The most important information I wanted to observe is the calculated engine “load,” which is directly correlated with strain on the engine and inversely correlated with fuel economy. By monitoring load, you can learn driving and shifting habits that put less wear on the engine components and improve the fuel economy and torque. I customized my OBDLink app dashboard to display analog dials for load, torque, power, and real-time fuel economy. I also added four digital readouts to augment my RV dashboard display: road speed, current transmission gear, battery charge level, and trip fuel economy. The only duplicated information is on my RV’s speedometer (a rather dim analog gauge), so the other seven gauges on my iPhone screen show information that is normally unavailable to the driver.
The result is a nearly instantaneous readout that is easy to interpret at a glance while I’m driving. There is significant phone battery drain from the constantly working display, but my battery remained charged because I keep the iPhone Lightning-USB cable plugged in to power music streaming and sometimes GPS navigation. The transmitter never had trouble connecting automatically to the phone once the engine was started. The app can run in the background and did not interfere with phone calls or any other phone operation. The scanner can also be easily unplugged and used in different vehicles, just like its companion smartphone. Portability is especially practical because the OBDLink scanner and app can also be used to diagnose trouble codes from dashboard warning lights (like the dreaded and mysterious “Check Engine” symbol). The OBDLink app has other useful functions including mapping, time-based data recording, and trip logging, though I focused my attention on using my customized gauges for real-time monitoring of engine and drivetrain performance.

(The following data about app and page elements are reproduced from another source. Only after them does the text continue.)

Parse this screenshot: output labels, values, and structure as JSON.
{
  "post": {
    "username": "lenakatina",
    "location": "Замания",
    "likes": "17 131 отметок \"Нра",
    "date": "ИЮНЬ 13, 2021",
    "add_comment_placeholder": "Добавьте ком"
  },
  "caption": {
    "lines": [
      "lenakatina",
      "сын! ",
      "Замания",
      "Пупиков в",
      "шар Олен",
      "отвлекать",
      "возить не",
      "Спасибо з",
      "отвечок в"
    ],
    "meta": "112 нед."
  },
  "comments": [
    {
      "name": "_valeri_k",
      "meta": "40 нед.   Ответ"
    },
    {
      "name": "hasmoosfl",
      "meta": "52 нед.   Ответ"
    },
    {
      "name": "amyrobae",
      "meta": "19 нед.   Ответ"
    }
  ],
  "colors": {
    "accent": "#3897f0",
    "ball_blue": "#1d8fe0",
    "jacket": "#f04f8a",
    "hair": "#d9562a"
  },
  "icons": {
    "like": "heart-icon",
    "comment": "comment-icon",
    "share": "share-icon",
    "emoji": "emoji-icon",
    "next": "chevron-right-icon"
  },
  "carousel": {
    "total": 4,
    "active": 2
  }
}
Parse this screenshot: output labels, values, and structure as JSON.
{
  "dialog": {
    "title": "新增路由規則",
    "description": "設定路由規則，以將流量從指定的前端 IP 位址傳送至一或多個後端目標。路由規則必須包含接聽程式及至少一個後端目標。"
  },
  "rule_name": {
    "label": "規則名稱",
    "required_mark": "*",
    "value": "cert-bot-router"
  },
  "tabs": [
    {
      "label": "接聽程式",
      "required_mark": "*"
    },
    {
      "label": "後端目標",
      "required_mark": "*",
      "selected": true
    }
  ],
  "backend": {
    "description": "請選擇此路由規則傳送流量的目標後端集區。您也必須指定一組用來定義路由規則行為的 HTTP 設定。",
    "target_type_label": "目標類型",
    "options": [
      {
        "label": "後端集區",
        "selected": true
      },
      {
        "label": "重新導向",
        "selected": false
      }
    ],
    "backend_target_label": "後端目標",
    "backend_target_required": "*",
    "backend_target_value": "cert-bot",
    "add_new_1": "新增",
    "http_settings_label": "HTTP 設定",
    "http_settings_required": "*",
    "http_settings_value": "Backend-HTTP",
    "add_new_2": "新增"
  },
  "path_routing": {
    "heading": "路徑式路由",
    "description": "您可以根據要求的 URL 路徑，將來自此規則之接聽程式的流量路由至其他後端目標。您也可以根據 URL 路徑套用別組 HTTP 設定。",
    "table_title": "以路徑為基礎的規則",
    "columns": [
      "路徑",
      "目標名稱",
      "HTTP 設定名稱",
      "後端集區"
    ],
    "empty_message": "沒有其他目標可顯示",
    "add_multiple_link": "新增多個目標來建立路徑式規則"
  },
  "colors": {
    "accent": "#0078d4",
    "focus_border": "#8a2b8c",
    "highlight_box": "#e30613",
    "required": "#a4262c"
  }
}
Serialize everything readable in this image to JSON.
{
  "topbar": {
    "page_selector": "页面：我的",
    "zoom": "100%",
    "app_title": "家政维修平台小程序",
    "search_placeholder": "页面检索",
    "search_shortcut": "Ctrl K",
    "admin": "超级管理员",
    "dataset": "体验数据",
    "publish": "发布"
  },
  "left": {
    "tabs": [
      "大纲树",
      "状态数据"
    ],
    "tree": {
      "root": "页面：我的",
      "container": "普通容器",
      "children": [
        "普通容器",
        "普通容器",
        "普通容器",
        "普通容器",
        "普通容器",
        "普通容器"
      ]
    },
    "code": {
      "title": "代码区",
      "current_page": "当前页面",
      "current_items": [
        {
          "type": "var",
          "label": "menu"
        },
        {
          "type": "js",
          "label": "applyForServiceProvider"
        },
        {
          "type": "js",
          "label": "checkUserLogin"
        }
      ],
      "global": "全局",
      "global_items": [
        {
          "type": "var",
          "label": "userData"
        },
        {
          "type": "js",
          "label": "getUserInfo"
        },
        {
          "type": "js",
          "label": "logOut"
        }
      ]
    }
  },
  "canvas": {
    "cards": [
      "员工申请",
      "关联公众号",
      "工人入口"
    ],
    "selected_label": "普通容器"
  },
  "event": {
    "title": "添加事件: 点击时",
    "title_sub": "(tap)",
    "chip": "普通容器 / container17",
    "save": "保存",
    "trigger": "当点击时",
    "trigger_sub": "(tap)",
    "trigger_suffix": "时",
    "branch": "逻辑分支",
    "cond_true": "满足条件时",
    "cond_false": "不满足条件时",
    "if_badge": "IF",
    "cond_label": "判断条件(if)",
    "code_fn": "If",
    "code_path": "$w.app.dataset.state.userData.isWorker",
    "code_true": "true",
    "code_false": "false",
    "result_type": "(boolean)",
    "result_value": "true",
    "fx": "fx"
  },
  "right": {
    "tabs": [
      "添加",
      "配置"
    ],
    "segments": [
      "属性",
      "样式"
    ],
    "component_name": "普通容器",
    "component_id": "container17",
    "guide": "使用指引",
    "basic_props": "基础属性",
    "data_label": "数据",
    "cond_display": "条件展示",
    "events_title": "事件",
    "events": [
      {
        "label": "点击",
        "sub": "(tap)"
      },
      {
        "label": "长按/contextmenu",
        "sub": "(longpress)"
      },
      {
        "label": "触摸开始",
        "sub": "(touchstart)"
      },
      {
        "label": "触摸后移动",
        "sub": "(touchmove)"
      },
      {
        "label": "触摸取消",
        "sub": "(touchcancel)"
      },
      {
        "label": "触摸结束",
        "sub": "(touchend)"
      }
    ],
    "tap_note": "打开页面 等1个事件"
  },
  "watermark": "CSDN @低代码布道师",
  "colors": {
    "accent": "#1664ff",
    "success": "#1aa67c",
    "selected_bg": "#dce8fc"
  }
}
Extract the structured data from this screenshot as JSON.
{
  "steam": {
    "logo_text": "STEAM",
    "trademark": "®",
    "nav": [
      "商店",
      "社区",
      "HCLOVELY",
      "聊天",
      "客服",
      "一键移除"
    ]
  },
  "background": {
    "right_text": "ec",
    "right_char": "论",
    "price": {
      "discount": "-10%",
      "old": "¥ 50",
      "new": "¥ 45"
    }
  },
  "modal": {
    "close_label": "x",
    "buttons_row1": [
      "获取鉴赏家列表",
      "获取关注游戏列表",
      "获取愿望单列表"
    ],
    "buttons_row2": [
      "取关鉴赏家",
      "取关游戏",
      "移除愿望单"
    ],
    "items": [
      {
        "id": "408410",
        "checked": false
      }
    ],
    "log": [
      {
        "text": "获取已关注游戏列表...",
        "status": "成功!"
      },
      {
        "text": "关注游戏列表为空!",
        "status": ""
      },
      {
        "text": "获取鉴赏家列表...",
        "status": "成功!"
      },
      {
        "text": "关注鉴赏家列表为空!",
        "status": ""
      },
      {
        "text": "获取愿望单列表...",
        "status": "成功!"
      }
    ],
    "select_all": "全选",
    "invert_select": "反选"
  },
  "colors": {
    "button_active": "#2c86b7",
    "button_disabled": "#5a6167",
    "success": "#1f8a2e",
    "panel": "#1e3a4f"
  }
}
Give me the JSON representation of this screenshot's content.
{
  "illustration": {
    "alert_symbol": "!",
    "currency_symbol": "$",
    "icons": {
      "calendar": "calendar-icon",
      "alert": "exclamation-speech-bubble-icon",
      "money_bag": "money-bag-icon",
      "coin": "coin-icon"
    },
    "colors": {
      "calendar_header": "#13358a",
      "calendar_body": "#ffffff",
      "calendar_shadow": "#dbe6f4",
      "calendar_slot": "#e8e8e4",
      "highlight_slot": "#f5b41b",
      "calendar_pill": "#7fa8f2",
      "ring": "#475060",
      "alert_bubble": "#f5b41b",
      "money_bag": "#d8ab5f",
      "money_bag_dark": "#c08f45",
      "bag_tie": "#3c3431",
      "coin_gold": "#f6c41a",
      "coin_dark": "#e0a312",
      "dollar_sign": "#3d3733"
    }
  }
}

I’m enjoying the displayed data stream, though I still need to see if it meaningfully changes any of my driving habits – modifying when I downshift, how fast I accelerate, my speed on freeways or in hot weather, how I drive at high altitude, etc. The OBDLink MX+ scanner and companion app cost about $70 (full disclosure: the manufacturer provided a free unit to me for evaluation). It will also be interesting to see how long I actually use a real-time monitoring gadget to improve my driving. After all, I used to have my smartwatch alert me to every email, then decided it was too disruptive; I used to check my steps throughout the day, and now I just look at the total in the evening to see if I’ve earned dessert. The benefit to fuel economy may be obvious sooner rather than later; the benefit to engine lifespan is probably something I will never know.